> _Stored records_:
***

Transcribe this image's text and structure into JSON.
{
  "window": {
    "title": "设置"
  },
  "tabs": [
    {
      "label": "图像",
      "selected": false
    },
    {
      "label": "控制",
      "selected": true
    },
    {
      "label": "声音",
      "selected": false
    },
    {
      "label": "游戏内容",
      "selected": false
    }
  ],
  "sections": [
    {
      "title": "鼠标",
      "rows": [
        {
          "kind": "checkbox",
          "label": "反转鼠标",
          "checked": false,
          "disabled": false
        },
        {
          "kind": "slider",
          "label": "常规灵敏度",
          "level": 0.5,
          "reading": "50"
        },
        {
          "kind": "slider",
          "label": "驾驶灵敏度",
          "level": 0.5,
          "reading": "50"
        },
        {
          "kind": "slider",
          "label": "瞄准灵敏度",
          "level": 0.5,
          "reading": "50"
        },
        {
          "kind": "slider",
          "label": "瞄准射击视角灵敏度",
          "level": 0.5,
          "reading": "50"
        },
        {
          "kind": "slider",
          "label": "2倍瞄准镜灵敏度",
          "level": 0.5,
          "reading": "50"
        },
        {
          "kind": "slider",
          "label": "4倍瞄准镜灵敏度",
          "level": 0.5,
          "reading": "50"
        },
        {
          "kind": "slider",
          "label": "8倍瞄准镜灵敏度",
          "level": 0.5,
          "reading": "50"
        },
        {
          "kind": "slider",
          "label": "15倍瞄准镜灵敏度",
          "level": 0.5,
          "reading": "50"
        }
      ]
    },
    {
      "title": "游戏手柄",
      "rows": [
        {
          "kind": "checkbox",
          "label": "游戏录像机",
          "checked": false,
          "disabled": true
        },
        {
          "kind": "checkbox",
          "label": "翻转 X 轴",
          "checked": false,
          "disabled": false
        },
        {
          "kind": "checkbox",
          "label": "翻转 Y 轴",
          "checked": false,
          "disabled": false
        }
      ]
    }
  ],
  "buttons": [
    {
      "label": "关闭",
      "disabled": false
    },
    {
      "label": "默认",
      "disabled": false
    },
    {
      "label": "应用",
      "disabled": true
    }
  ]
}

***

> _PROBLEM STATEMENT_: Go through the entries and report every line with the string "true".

> _SOLUTION TO THE EXERCISE_:
      "selected": true
          "disabled": true
      "disabled": true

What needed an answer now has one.